Work to be completed =
Examine each line of the listing below. Copy those in which the string "Фильтр" appears.
── Data records
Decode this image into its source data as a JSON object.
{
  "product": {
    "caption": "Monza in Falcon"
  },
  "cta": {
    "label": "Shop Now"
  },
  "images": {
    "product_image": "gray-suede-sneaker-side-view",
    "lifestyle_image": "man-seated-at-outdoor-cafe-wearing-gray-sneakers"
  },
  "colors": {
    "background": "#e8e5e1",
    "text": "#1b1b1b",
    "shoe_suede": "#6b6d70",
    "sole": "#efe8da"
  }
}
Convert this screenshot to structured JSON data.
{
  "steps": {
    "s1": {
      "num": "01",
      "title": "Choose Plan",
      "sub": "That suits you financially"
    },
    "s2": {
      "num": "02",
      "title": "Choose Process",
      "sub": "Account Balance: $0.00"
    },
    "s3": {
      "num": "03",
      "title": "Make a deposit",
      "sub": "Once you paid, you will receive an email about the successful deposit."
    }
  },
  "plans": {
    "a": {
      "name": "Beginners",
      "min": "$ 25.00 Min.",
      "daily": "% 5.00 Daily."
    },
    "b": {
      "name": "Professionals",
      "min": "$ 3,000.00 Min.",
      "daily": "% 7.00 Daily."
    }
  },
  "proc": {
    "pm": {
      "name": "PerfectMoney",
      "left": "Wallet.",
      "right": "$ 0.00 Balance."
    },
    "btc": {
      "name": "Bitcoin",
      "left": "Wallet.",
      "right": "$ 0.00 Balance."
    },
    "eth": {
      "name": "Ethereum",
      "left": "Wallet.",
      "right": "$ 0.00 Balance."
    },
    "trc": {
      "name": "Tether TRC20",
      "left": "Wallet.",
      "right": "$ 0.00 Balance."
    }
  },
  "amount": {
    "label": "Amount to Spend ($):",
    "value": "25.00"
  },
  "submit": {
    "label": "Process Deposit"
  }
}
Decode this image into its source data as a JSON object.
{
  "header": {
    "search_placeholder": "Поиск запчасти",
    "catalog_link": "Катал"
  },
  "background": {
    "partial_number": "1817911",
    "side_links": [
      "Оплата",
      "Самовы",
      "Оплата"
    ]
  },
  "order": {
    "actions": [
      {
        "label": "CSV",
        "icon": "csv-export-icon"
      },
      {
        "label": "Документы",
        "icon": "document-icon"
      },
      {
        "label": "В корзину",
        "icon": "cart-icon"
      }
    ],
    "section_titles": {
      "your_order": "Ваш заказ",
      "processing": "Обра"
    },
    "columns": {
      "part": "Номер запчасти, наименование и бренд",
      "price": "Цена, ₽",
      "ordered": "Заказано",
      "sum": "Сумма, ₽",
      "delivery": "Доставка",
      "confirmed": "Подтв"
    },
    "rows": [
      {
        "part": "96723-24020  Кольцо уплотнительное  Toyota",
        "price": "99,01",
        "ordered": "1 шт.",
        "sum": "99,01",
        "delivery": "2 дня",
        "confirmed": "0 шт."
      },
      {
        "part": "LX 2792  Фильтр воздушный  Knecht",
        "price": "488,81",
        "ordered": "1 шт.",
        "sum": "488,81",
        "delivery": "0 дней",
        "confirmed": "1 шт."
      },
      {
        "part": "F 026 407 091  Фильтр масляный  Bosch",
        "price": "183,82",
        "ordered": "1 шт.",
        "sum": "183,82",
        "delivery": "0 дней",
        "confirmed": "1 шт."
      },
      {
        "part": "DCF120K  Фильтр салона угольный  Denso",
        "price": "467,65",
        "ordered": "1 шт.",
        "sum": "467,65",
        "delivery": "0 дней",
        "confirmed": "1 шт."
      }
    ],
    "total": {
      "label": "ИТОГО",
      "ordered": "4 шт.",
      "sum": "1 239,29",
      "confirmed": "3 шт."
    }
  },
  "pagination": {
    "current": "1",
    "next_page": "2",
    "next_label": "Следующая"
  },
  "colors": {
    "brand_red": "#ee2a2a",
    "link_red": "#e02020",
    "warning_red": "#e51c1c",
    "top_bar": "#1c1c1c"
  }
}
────
Response =
        "part": "LX 2792  Фильтр воздушный  Knecht",
        "part": "F 026 407 091  Фильтр масляный  Bosch",
        "part": "DCF120K  Фильтр салона угольный  Denso",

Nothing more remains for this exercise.